In all likelihood, Lawrence couldn’t have bedded her: despite the clean air of the mountains, he was coughing blood and losing weight. His temper, however, remained ferocious: friends recall him trying to punch his wife in the face because he didn’t like the way her cigarette dangled from her lip. When asked why she stayed with him, Frieda said he was angry only because he was ill and she was well. In any case, she added, she had nowhere to go — but she wouldn’t leave him anyway.
The pattern of their lives together was set. Back in England, Frieda brazenly propositioned their old friend John Middleton Murry, who turned her down. And Lawrence, by now demented and increasingly ill, went beserk one day when she contradicted him in front of friends.
As he broke all the crockery in sight with a poker, he raved: ‘If you ever talk to me like that again, it will not be the tea things I smash, but your head.

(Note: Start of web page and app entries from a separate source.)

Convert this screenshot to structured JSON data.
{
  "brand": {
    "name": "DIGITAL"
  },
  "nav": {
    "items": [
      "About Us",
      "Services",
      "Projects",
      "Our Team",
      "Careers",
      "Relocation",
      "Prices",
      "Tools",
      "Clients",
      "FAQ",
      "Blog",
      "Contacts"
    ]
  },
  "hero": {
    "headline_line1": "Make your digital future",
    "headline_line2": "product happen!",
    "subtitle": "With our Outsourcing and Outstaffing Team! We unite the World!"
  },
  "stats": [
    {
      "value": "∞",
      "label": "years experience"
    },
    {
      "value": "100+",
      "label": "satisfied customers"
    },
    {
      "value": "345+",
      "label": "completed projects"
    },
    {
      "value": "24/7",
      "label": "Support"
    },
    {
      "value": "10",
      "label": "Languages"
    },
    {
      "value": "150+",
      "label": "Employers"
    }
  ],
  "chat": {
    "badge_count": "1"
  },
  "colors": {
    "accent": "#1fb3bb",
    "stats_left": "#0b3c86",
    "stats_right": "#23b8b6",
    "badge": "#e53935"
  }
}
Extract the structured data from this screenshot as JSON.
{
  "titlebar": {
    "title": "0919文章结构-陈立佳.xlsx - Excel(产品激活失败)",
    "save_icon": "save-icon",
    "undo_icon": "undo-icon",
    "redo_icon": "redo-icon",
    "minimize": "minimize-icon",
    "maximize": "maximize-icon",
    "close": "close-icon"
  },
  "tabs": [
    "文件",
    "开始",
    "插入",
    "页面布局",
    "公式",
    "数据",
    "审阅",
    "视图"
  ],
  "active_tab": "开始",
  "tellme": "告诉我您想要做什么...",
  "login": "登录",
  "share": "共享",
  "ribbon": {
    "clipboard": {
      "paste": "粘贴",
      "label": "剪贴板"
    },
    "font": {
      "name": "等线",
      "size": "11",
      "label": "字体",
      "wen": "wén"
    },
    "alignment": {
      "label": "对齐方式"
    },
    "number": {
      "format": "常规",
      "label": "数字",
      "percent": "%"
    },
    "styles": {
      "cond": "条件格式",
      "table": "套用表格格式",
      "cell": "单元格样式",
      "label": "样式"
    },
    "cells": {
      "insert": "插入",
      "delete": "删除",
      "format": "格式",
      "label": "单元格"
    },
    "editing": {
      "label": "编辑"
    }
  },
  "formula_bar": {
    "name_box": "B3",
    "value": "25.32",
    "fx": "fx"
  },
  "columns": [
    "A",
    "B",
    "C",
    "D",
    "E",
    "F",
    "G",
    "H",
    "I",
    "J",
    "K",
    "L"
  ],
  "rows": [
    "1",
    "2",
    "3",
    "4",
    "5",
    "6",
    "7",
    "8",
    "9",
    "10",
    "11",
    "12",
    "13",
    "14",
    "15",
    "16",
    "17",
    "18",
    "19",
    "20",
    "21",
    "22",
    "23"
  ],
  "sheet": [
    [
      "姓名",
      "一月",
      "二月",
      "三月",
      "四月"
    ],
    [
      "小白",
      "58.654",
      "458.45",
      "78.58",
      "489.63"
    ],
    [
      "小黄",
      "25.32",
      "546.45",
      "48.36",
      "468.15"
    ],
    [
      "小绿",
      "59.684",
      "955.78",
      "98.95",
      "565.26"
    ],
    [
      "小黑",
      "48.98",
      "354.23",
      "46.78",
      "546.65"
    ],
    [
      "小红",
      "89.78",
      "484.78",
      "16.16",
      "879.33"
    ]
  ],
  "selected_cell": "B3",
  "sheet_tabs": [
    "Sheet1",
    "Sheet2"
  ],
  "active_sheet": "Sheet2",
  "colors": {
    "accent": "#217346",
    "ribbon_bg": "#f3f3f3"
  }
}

Oh, yes, I’ll kill you. So beware!’ Then he smashed the poker down on the teapot.
Two years on, the warring couple were back in Italy, where Frieda slept with a married Italian army officer, Captain Angelino Ravagli. She nevertheless accompanied her husband to France.
Wasted by TB, Lawrence now weighed just six stone and had to be admitted to a sanatorium near Vence, where he died on March 2, 1930.
Within weeks of his death, Frieda had sex with Murry, and the following year she returned to New Mexico with Ravagli.
In 1935, she despatched her Italian lover to France with instructions to dig up and burn Lawrence’s body, then return with his ashes. Her husband’s final resting-place, she’d decided, would be a specially built chapel, 8,000ft up a mountain in New Mexico.
But she’d reckoned without Mabel Dodge, who thought the new chapel looked like a lavatory. In her final battle of wills with Frieda, Mabel plotted to steal the ashes and scatter them on the mountainside.
Somehow, her rival got wind of this — and there are two versions of what happened next.
In one, Frieda made Ravagli stir the ashes into some wet cement that was being prepared to make the chapel’s altar stone.
The second account, still doing the rounds in Taos in the 1980s, was that Mabel, Frieda and another Lawrence acolyte sat down for a meal containing at least one unusual ingredient — human ashes. Then, without further ado, they ate the great novelist.
Burning Man: The Ascent Of D.H. Lawrence by Frances Wilson will be published by Bloomsbury on May 27 at £25. To order a copy for £22.25 go to www.mailshop.co.uk/books or call 020 3308 9193. Free UK delivery on orders over £20. Offer valid until 22/05/21.